Making Strategic Investment Decisions - Real Options Theory and Strategic Cost Management: Two Bottles for the Same Wine?
17 Pages Posted: 4 Nov 2010
Date Written: January 1, 2010
Since the end of the ’70s, many researchers have been pointing out some criticisms to the application of advanced financial techniques (e.g. Internal Rate of Return and Net Present Value) for valuing strategic investment decisions: a) their inability to take into account the value of managerial flexibility; b) their poor relationship with strategy.
Real Options Theory (ROT) and Strategic Cost Management (SCM) have been proposed as the solutions for the two criticisms. The purpose of this paper is twofold. Firstly, it offers a fully-comparison between ROT and SCM articulating around a series of differentiating elements: 1) the relationship with the firm strategy; 2) the epistemological models surrounding SCM and ROT; 3) the way they focus on the risk and the uncertainty inherent in the decision; 4) their incentive towards an active management of the strategic investment; 5) the degree of formalisation of the structure of the two approaches; 6) the scope of their applicability; and 7) the most prominent difficulties linked to their implementation. Secondly, the paper examines whether ROT and SCM can be seen merely as two competing methods for firm decision-making, or if some integration between them is also possible. The underlying idea which is here purported is that ROT and SCM can be combined into a unitary and hybrid model for valuing strategic decisions, where the major advantages of the two techniques can be strengthened through their integration.
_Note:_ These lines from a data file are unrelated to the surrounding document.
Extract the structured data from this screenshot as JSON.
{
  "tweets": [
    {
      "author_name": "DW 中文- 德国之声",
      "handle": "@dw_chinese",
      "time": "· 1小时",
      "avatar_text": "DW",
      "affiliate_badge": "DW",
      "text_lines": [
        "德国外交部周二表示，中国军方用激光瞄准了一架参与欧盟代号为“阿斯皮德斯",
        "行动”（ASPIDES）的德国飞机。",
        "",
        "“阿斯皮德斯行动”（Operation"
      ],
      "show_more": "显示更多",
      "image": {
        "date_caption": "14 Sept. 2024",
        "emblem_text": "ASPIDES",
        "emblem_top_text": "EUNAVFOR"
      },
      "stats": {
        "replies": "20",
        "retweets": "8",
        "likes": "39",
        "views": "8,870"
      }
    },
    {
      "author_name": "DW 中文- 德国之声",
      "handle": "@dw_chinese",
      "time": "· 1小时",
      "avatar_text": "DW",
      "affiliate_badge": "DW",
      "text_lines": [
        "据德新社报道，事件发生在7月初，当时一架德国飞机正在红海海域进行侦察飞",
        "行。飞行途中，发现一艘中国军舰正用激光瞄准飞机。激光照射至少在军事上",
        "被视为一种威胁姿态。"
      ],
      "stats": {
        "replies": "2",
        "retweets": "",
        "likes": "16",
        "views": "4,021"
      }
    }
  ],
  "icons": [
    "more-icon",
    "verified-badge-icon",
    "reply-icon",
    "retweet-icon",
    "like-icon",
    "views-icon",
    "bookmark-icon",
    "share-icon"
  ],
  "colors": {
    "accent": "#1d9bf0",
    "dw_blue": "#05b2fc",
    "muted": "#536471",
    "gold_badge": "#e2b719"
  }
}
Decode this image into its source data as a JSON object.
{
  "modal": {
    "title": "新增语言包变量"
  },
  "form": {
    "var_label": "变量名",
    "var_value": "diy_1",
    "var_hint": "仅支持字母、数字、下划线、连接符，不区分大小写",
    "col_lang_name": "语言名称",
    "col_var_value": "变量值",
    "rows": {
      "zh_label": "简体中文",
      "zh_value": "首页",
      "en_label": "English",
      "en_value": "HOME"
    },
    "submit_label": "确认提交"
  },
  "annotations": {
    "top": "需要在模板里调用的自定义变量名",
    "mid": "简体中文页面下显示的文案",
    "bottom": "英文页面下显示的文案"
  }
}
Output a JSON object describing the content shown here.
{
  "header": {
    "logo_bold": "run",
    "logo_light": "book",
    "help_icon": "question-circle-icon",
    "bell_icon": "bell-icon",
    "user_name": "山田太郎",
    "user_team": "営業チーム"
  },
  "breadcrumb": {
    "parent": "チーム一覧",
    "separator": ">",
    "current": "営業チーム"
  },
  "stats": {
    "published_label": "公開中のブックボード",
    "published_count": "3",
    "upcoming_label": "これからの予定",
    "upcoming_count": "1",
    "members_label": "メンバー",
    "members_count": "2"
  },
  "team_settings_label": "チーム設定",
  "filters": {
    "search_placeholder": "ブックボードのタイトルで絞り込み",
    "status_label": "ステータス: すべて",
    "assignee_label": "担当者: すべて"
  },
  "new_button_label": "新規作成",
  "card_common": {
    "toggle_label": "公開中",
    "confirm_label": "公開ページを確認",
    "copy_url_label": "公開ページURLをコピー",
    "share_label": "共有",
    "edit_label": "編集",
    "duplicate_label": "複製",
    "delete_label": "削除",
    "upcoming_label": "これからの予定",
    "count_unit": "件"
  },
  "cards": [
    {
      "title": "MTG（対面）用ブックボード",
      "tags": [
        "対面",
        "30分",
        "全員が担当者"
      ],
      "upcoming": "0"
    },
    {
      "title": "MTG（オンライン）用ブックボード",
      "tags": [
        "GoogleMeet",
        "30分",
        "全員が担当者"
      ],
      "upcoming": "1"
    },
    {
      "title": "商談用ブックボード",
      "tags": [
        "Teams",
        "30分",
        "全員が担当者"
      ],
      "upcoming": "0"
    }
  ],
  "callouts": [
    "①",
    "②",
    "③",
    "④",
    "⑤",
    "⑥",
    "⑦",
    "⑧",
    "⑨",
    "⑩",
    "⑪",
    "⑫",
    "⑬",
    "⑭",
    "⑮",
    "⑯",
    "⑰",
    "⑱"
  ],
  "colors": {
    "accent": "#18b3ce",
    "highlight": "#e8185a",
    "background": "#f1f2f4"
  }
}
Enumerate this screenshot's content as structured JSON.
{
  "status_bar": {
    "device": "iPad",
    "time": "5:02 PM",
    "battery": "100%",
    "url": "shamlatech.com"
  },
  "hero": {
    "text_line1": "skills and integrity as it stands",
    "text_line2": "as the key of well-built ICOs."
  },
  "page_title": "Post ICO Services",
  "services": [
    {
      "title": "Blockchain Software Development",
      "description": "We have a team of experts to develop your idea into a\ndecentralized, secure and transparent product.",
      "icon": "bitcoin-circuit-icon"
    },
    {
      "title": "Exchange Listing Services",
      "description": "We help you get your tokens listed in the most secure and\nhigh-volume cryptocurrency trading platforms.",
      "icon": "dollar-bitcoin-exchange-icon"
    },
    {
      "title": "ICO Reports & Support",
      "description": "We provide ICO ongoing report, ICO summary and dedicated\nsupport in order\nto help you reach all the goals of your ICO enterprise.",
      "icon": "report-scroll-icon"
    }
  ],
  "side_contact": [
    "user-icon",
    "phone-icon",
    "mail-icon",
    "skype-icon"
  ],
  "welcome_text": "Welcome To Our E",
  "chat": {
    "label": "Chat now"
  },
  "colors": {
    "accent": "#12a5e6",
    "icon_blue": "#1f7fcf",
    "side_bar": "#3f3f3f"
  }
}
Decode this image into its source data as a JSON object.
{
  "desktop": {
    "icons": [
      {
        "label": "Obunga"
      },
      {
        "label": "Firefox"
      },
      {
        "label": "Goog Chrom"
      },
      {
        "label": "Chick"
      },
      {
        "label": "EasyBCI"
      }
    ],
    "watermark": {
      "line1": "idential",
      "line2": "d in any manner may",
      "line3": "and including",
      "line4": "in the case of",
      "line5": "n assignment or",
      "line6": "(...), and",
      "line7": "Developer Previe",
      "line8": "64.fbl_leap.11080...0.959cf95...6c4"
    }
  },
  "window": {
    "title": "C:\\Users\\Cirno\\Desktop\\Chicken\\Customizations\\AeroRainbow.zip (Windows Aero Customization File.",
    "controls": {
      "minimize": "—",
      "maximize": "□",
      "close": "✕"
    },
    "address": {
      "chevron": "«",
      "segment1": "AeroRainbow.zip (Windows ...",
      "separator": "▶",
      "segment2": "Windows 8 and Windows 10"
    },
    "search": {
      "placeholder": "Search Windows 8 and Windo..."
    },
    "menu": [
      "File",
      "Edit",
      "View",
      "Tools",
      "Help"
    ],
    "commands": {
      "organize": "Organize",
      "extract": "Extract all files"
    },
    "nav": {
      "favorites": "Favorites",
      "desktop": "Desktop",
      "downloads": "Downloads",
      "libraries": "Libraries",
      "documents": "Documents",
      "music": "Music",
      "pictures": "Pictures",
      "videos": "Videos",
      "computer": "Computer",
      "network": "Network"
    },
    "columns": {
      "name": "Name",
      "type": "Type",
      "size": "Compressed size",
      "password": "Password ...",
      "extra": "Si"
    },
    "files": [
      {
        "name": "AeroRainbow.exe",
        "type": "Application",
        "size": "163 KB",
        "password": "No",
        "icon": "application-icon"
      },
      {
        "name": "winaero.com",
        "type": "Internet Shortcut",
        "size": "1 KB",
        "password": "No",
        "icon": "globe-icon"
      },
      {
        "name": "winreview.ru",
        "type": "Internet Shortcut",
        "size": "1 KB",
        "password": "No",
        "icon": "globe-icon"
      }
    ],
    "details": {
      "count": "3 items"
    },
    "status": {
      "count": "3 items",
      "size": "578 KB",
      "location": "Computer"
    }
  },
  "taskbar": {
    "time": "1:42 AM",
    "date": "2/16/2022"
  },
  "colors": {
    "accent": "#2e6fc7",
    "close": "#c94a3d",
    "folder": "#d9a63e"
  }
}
Keywords: Real Options Theory, Strategic Cost Management
JEL Classification: G31, M21, M4
Suggested Citation: Suggested Citation